When a person is physically ill, we try to make things comfortable for them or keep asking them repeatedly on how they’re feeling. This way, we tend to make a positive effort to help them recover from their illness.
But if someone shows symptoms or says they’ve mental health problems, we tend to disregard it partially or even entirely. We do not think it’s important enough, and it’ll just go away, or maybe doesn’t even really exist in the first place. Sometimes, we even refer to it as attention-seeking behavior. This approach instead of aiding the person in recovering or feeling better about themselves has the opposite effect, giving birth to more misery and unhealthy attitudes.
With the advancement of the 21st century, we see this acknowledgment that yes, mental health is an issue, and a person with those issues is just as ill as a person with a physical health issue.
Before we establish why we need to talk about it in the first place, we need to know what is defined as a “Mental Health problem”, and why is it not the same as being mad or insane.
Mental health problems “range from common problems, such as depression and anxiety, to rarer problems such as schizophrenia and bipolar disorder.”
Mental health problems are not the same as being a mental or clinically mad patient because a person who is mentally ill has trouble with his thinking pattern, behavior, productivity and reaction to everyday life. They could be completely normal on the outside yet could’ve trouble gauging in with their mind and thinking patterns. A mad or psychotic patient, on the other hand, has violent bouts of actions that may hurt or harm others, thus not being described as fit to live amongst a normal society for the show of such destructive behavior.

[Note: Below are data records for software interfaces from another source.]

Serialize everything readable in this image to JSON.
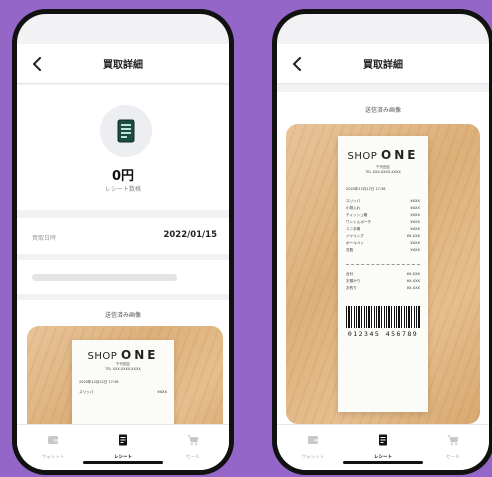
{
  "nav": {
    "title": "買取詳細"
  },
  "summary": {
    "amount": "0円",
    "caption": "レシート数格"
  },
  "detail": {
    "date_label": "買取日時",
    "date_value": "2022/01/15"
  },
  "images": {
    "caption": "送信済み画像"
  },
  "receipt": {
    "shop_prefix": "SHOP",
    "shop_name": "ONE",
    "address": "千代田区",
    "tel": "TEL XXX-XXXX-XXXX",
    "date": "2020年12月12日 17:36",
    "items": [
      {
        "name": "スリッパ",
        "price": "¥XXX"
      },
      {
        "name": "小物入れ",
        "price": "¥XXX"
      },
      {
        "name": "ティッシュ箱",
        "price": "¥XXX"
      },
      {
        "name": "ワンくんポーチ",
        "price": "¥XXX"
      },
      {
        "name": "ミニ手帳",
        "price": "¥XXX"
      },
      {
        "name": "イヤリング",
        "price": "¥X,XXX"
      },
      {
        "name": "ボールペン",
        "price": "¥XXX"
      },
      {
        "name": "花瓶",
        "price": "¥XXX"
      }
    ],
    "totals": [
      {
        "name": "合計",
        "price": "¥X,XXX"
      },
      {
        "name": "お預かり",
        "price": "¥X,XXX"
      },
      {
        "name": "お釣り",
        "price": "¥X,XXX"
      }
    ],
    "barcode": "012345 456789"
  },
  "tabs": [
    {
      "label": "ウォレット",
      "icon": "wallet-icon",
      "active": false
    },
    {
      "label": "レシート",
      "icon": "receipt-icon",
      "active": true
    },
    {
      "label": "セール",
      "icon": "cart-icon",
      "active": false
    }
  ],
  "colors": {
    "background": "#9466c8",
    "accent": "#111111"
  }
}
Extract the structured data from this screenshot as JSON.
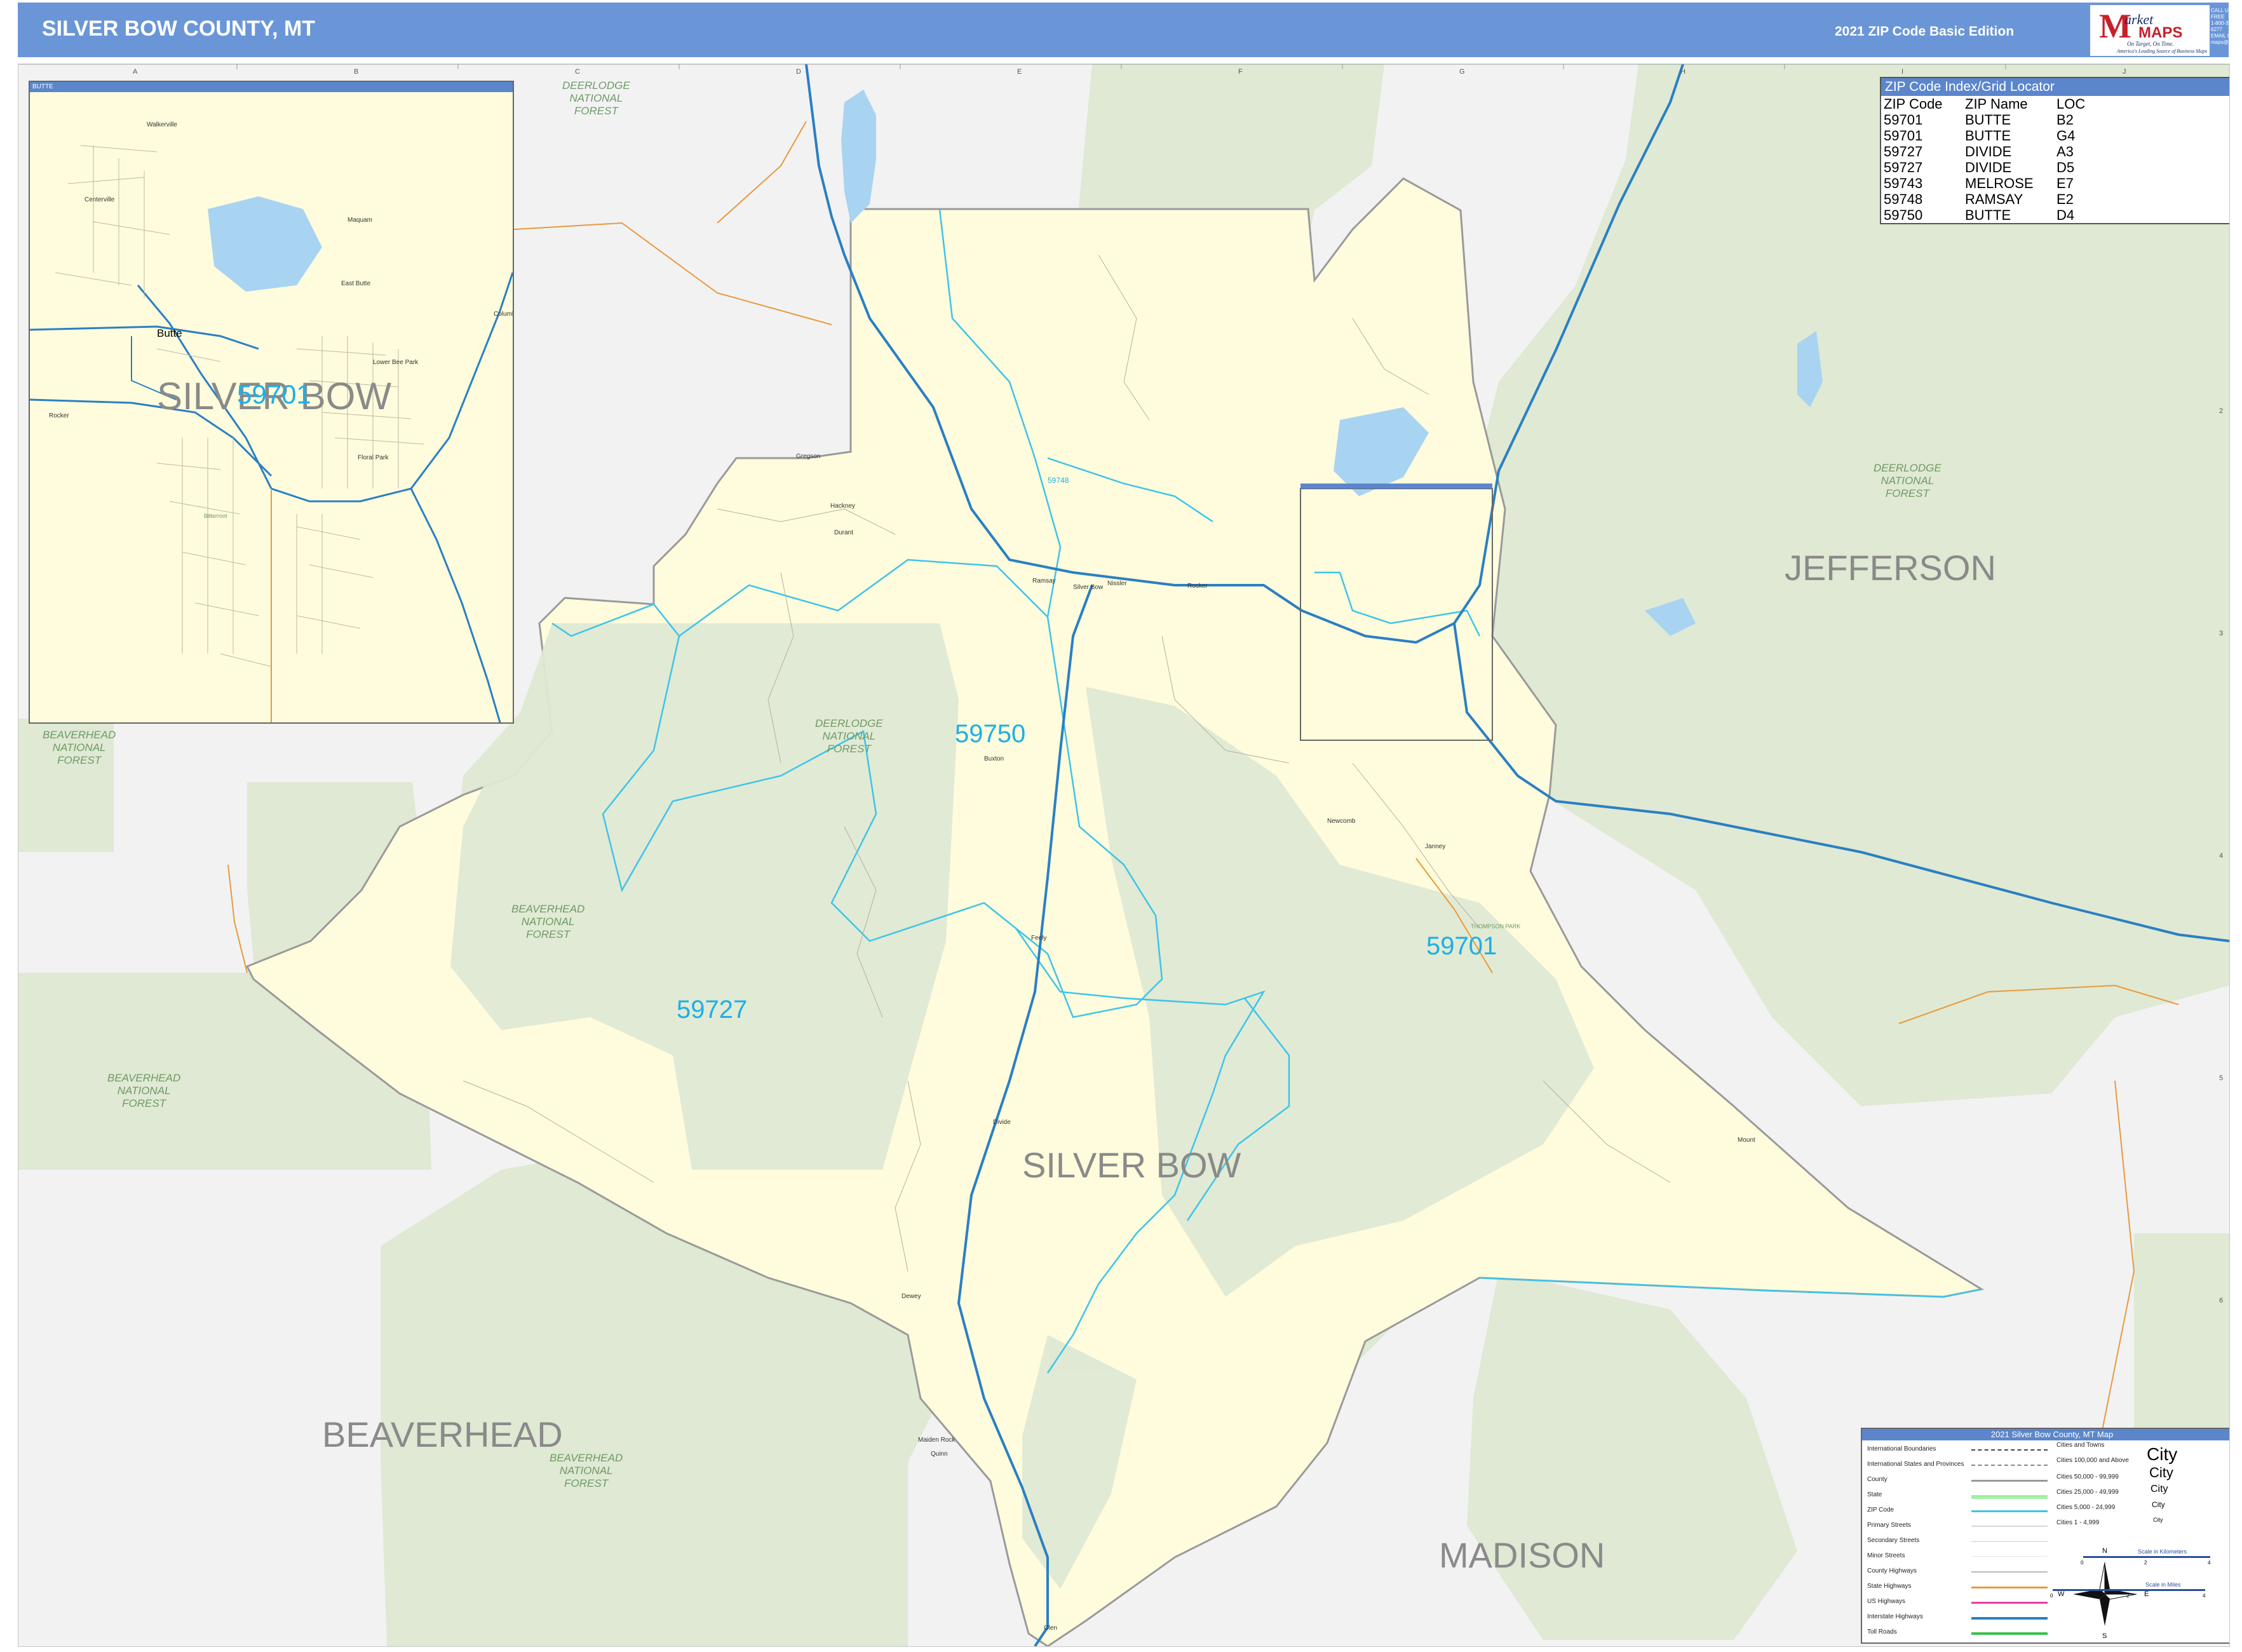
{
  "header": {
    "title": "SILVER BOW COUNTY, MT",
    "edition": "2021 ZIP Code Basic Edition",
    "logo_market": "arket",
    "logo_maps": "MAPS",
    "logo_tag": "On Target, On Time.",
    "logo_tag2": "America's Leading Source of Business Maps",
    "contact": [
      "CALL US TOLL FREE",
      "1-800-334-6277",
      "EMAIL US AT",
      "maps@marketmaps.com"
    ]
  },
  "colors": {
    "header": "#6a96d8",
    "county_fill": "#fefcdc",
    "forest": "#dfe9d3",
    "background": "#f2f2f3",
    "zip_boundary": "#3ec4ea",
    "interstate": "#2a7fc4",
    "state_highway": "#e89a3c",
    "county_boundary": "#9a9a9a"
  },
  "grid": {
    "columns": [
      "A",
      "B",
      "C",
      "D",
      "E",
      "F",
      "G",
      "H",
      "I",
      "J"
    ],
    "rows": [
      "1",
      "2",
      "3",
      "4",
      "5",
      "6",
      "7"
    ]
  },
  "counties": {
    "silver_bow": "SILVER BOW",
    "jefferson": "JEFFERSON",
    "beaverhead": "BEAVERHEAD",
    "madison": "MADISON"
  },
  "zip_labels": {
    "z59750": "59750",
    "z59727": "59727",
    "z59701": "59701",
    "z59748": "59748"
  },
  "forests": {
    "deerlodge_top": [
      "DEERLODGE",
      "NATIONAL",
      "FOREST"
    ],
    "deerlodge_center": [
      "DEERLODGE",
      "NATIONAL",
      "FOREST"
    ],
    "deerlodge_east": [
      "DEERLODGE",
      "NATIONAL",
      "FOREST"
    ],
    "beaverhead_w": [
      "BEAVERHEAD",
      "NATIONAL",
      "FOREST"
    ],
    "beaverhead_c": [
      "BEAVERHEAD",
      "NATIONAL",
      "FOREST"
    ],
    "beaverhead_sw": [
      "BEAVERHEAD",
      "NATIONAL",
      "FOREST"
    ],
    "beaverhead_s": [
      "BEAVERHEAD",
      "NATIONAL",
      "FOREST"
    ]
  },
  "places": {
    "gregson": "Gregson",
    "hackney": "Hackney",
    "durant": "Durant",
    "ramsay": "Ramsay",
    "silver_bow": "Silver Bow",
    "nissler": "Nissler",
    "rocker": "Rocker",
    "buxton": "Buxton",
    "feely": "Feely",
    "newcomb": "Newcomb",
    "janney": "Janney",
    "thompson_park": "THOMPSON PARK",
    "divide": "Divide",
    "dewey": "Dewey",
    "maiden_rock": "Maiden Rock",
    "quinn": "Quinn",
    "glen": "Glen",
    "mount": "Mount"
  },
  "inset": {
    "title": "BUTTE",
    "county_label": "SILVER BOW",
    "zip_label": "59701",
    "places": {
      "walkerville": "Walkerville",
      "centerville": "Centerville",
      "maquam": "Maquam",
      "east_butte": "East Butte",
      "butte": "Butte",
      "columbia_gardens": "Columbia Gardens",
      "lower_bee_park": "Lower Bee Park",
      "rocker": "Rocker",
      "floral_park": "Floral Park",
      "bitterroot": "Bitterroot"
    }
  },
  "zip_index": {
    "title": "ZIP Code Index/Grid Locator",
    "columns": [
      "ZIP Code",
      "ZIP Name",
      "LOC"
    ],
    "rows": [
      [
        "59701",
        "BUTTE",
        "B2"
      ],
      [
        "59701",
        "BUTTE",
        "G4"
      ],
      [
        "59727",
        "DIVIDE",
        "A3"
      ],
      [
        "59727",
        "DIVIDE",
        "D5"
      ],
      [
        "59743",
        "MELROSE",
        "E7"
      ],
      [
        "59748",
        "RAMSAY",
        "E2"
      ],
      [
        "59750",
        "BUTTE",
        "D4"
      ]
    ]
  },
  "legend": {
    "title": "2021 Silver Bow County, MT Map",
    "features": [
      "International Boundaries",
      "International States and Provinces",
      "County",
      "State",
      "ZIP Code",
      "Primary Streets",
      "Secondary Streets",
      "Minor Streets",
      "County Highways",
      "State Highways",
      "US Highways",
      "Interstate Highways",
      "Toll Roads"
    ],
    "city_classes": [
      "Cities and Towns",
      "Cities 100,000 and Above",
      "Cities 50,000 - 99,999",
      "Cities 25,000 - 49,999",
      "Cities 5,000 - 24,999",
      "Cities 1 - 4,999"
    ],
    "city_word": "City",
    "scale_km": "Scale in Kilometers",
    "scale_mi": "Scale in Miles",
    "scale_ticks": [
      "0",
      "2",
      "4"
    ],
    "compass": [
      "N",
      "S",
      "E",
      "W"
    ]
  }
}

The problem with clearly drawing a distinction here is that most people are not aware of it and assume a huge generalized approach towards a person with a mental health problem. Since this is an issue that requires more awareness, a defined difference is not clearly determined.
We need to talk about Mental Health problems more in order to gain more accepting attitudes of people towards them. This way there’d be less denial and resistance in admitting that these problems actually exist and can affect an individual just like a physical illness.
A massive general awareness will do wonders for those who cannot come out openly and admit that they have got these issues for the fear of lack of acceptance from society. Only this way we can make our way to think and contemplate about healthy solutions in catering to the mental health problems.
The first step is to accept that this exists. For this, we need to learn the importance of this issue and talk about it more often. Most people shrink away from this as they consider it a “taboo” when it isn’t.
Mental health problems are a condition and not a “psychotic” problem of an individual. Learn the difference. Preach the acceptance. And own it if you’ve it. So that you can get help, therapy and treatment to cure something that is not your fault!